MVNA is a small component of Hennepin Healthcare, however, it makes a large impact on the community members and organizations it works with. This field experience strengthened my understanding of how important collaboration on projects from both internal and external partners is when accomplishing a common goal. This experience highlighted the challenges of developing a program from the beginning, while providing me with the tools necessary to conquer these tasks. It became clear that the time dedicated to gathering information and analyzing data to develop the project can take longer than expected. A missed opportunity of coordinating with the Pediatric Care Coordinator occurred when she was on vacation and it was not clear who would contact MVNA when an asthma admission took place. This led to confusion and almost a missed meeting between the MVNA nurse and a family in the hospital. It would have been beneficial to create an action plan to determine who would complete the duties needed to ensure all families in the hospital were able to meet with their MVNA nurse.


There are three top recommendations that surfaced as a result of this project to improve the Pediatric Asthma Home Visiting Program. First, regular meetings with hospital and MVNA staff at the beginning of the program to strategize on the details and methods of the warm hand-off are important. Few meetings took place initially between MVNA and the HCMC staff, which led to more meetings during the pilot to correct issues taking place. Second, regular meetings with MVNA nurses would help in decreasing reported anxiety nurses experienced and ensure they were comfortable during asthma home visits. Moving forward, bi-weekly or monthly meetings to communicate both positive and negative experiences and to continue improving the program is recommended. Lastly, developing a tracking system of the program outcomes, successes, challenges and a cost benefit analysis to monitor the program’s progress towards reaching its intended goals is needed.

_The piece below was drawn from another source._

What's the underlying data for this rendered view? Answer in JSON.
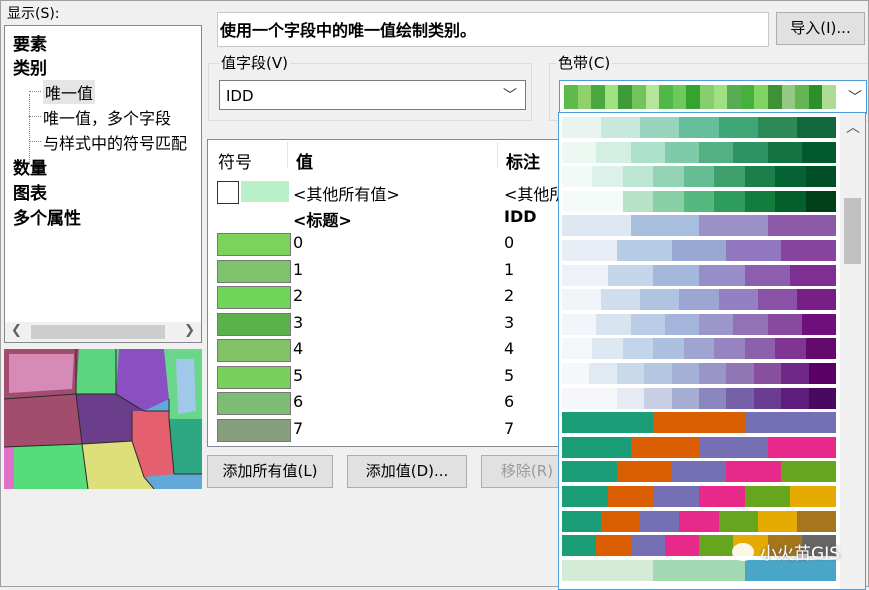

MVNA is a key organization making significant health improvements to residents in the Twin Cities area. I am thankful for MVNA and Anna Mueller, my preceptor, for this important project that challenged me to understand public health in a new way. This experience bolstered my passion for public health and helping those in challenged communities. I hope to continue this type of work and creating effective programs for children after graduation.


  1. Sommer, S. J., Queenin, L. M., Nethersole, S., Greenberg, J., Bhaumik, U., Stillman, L., . . . Woods, E. R. (2011). Children’s Hospital Boston Community Asthma Initiative: Partnerships and Outcomes Advance Policy Change. Progress in Community Health Partnerships: Research, Education, and Action,5(3), 327-335. doi:10.1353/cpr.2011.0044
  2. Sweet, L. L., Polivka, B. J., Chaudry, R. V., & Bouton, P. (2013). The Impact of an Urban Home-Based Intervention Program on Asthma Outcomes in Children. Public Health Nursing,31(3), 243-252. doi:10.1111/phn.12071
  3. United States. Environmental Protection Agency. Office of Air Radiation. (2005). Implementing an Asthma Home Visit Program : 10 Steps to Help Health Plans Get Started.
  4. Dong, Z., Nath, A., Guo, J., Bhaumik, U., Chin, M. Y., Dong, S., . . . Adamkiewicz, G. (2018). Evaluation of the Environmental Scoring System in Multiple Child Asthma Intervention Programs in Boston, Massachusetts. American Journal of Public Health,108(1), 103-111. doi:10.2105/ajph.2017.304125
  5. (n.d.). Retrieved from